▶ [YOUR INSTRUCTIONS]
Whenever the string "test" turns up in a line of the data below, copy that line.

EXCERPTED DATA below:

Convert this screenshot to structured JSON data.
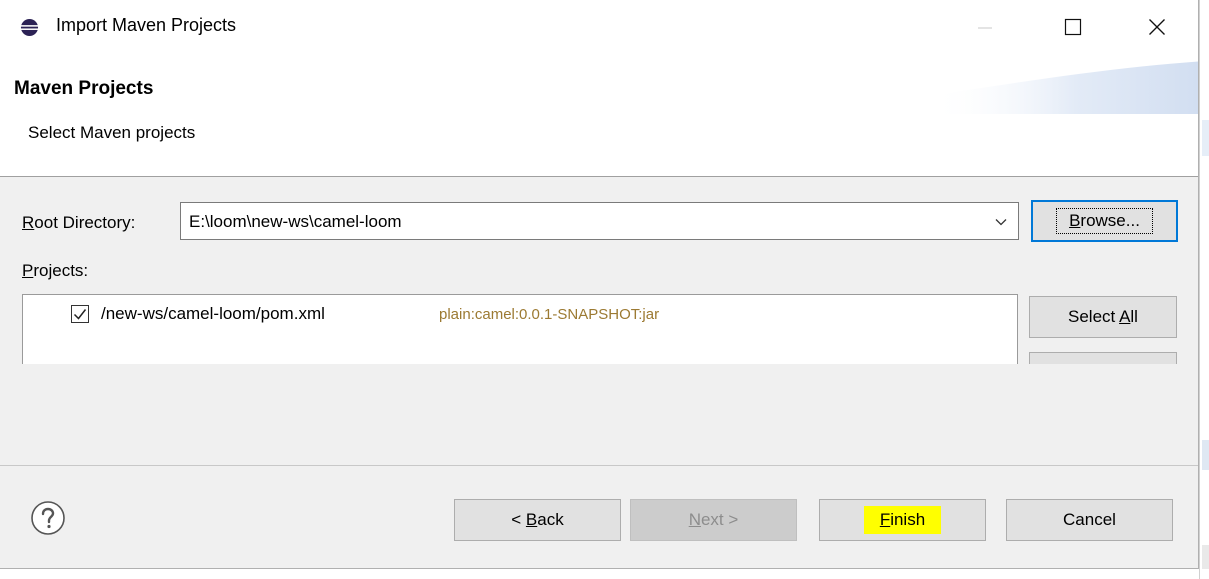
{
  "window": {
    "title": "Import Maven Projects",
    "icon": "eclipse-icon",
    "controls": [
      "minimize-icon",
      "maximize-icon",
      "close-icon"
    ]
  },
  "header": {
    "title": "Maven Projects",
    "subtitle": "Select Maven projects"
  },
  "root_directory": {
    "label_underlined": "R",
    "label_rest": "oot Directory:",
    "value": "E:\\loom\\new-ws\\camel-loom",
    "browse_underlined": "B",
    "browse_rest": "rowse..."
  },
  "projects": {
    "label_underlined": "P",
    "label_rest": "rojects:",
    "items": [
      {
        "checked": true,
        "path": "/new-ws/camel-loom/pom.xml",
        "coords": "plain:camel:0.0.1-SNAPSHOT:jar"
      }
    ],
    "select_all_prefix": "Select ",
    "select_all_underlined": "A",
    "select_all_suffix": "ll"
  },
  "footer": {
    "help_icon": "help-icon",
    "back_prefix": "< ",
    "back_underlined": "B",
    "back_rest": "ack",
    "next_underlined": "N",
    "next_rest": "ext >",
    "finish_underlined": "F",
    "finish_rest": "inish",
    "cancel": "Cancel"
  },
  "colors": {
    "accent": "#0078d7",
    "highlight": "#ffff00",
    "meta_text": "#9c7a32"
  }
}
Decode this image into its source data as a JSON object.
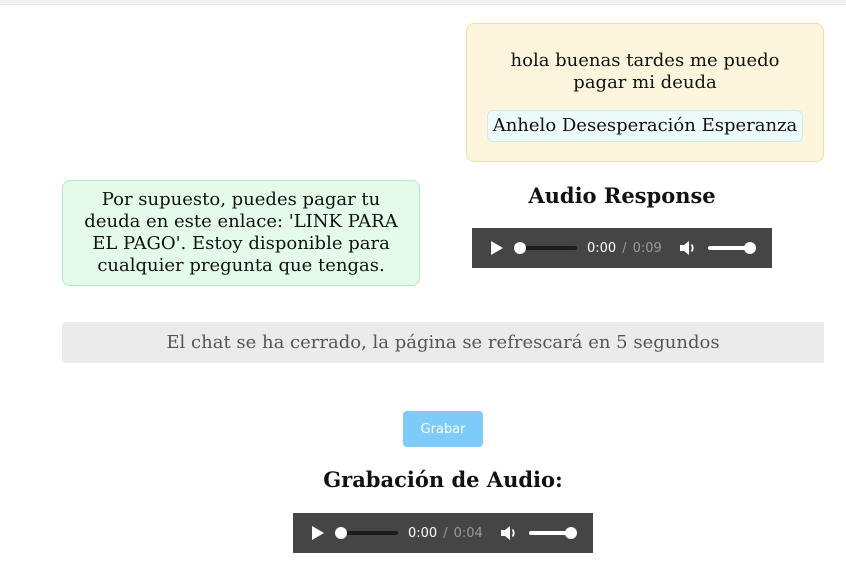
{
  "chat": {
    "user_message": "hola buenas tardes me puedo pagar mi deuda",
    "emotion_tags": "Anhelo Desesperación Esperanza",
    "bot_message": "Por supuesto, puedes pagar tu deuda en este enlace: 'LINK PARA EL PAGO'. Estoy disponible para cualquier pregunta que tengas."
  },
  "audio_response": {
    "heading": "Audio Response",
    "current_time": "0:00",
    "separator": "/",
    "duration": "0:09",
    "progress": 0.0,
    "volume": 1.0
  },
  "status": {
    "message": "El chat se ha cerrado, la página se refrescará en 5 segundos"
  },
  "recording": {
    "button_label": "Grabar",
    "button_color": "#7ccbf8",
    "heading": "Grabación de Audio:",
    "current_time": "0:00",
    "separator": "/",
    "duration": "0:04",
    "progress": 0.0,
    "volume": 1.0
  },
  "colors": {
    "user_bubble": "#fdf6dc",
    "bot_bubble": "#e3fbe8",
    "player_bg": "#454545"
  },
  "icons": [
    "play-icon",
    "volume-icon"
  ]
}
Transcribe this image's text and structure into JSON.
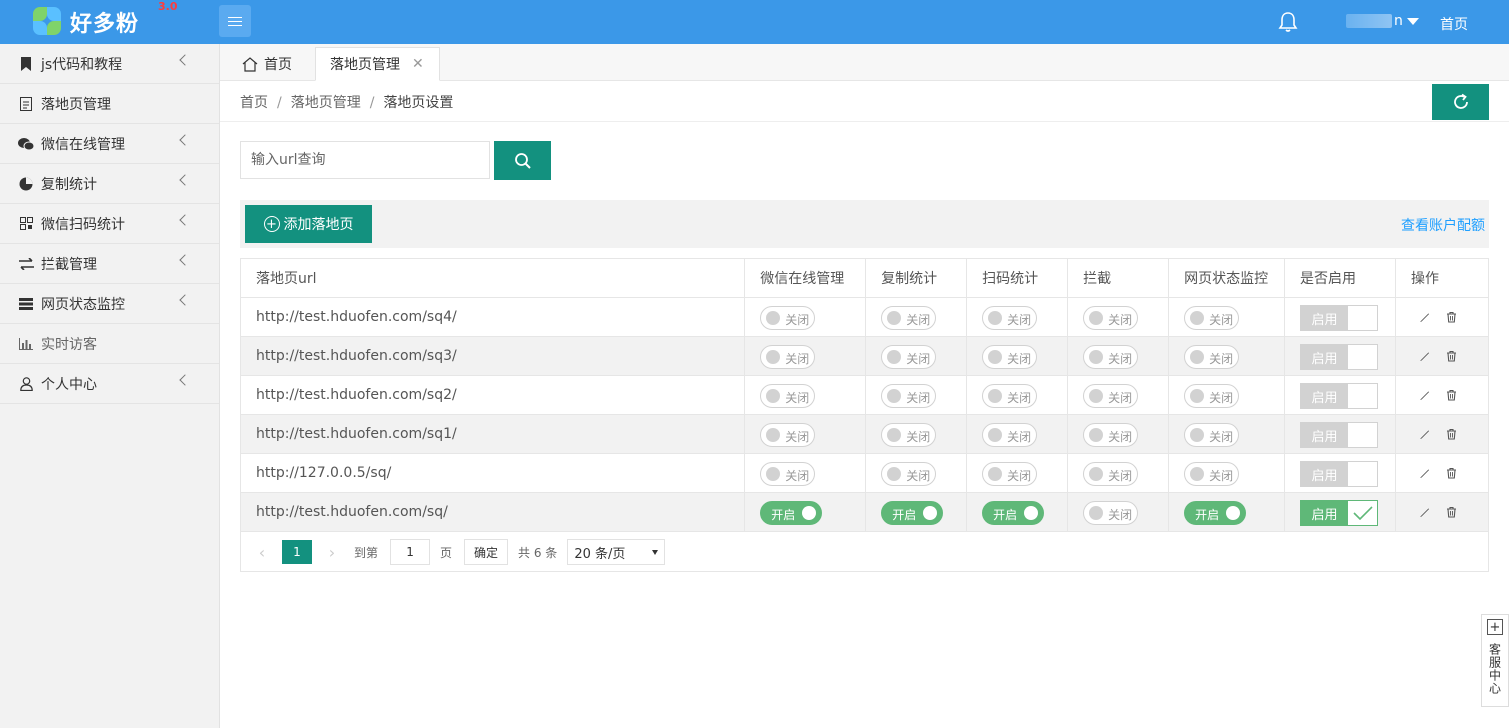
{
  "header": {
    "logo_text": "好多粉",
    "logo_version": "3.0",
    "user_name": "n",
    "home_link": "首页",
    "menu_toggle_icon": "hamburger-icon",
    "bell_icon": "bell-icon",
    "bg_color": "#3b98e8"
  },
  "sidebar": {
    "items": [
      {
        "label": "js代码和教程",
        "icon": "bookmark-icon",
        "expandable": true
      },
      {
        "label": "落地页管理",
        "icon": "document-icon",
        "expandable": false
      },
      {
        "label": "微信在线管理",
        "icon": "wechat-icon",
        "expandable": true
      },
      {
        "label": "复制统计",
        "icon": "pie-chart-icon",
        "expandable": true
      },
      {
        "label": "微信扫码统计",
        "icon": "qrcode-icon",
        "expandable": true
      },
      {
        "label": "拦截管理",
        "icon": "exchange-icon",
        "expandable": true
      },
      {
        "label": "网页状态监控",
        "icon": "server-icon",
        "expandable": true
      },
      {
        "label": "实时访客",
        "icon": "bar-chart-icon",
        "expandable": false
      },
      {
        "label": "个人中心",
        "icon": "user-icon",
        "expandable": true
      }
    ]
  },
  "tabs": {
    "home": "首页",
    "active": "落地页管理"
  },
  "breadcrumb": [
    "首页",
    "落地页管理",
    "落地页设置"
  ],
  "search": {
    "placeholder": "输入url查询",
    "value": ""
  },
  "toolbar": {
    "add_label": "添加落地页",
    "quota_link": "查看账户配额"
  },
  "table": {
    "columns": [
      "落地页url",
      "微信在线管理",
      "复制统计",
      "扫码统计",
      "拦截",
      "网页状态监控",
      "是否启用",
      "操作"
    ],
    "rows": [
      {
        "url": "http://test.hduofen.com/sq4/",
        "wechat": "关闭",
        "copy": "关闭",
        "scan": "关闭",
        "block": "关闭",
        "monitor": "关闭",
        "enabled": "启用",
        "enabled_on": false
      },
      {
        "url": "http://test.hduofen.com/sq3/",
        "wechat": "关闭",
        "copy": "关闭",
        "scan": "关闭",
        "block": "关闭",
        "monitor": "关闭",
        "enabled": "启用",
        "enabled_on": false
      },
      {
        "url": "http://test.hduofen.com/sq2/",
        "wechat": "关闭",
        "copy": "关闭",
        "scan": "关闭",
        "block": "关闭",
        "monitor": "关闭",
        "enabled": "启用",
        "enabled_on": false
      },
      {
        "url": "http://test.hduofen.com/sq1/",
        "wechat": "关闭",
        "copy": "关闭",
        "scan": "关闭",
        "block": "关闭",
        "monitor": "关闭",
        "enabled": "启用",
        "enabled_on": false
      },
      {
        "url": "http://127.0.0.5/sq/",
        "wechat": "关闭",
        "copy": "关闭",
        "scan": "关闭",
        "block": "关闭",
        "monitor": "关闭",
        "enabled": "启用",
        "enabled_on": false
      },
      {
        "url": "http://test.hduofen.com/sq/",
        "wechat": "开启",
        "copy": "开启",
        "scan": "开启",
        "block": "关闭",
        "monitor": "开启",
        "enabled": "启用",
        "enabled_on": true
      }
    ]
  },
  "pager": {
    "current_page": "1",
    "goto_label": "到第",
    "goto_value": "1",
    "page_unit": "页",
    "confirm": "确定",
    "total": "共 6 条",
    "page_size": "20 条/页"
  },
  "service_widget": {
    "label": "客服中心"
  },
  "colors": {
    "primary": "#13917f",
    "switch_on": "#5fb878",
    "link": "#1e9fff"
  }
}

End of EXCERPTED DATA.

▶ [THE COMPLETED TASK]
        "url": "http://test.hduofen.com/sq4/",
        "url": "http://test.hduofen.com/sq3/",
        "url": "http://test.hduofen.com/sq2/",
        "url": "http://test.hduofen.com/sq1/",
        "url": "http://test.hduofen.com/sq/",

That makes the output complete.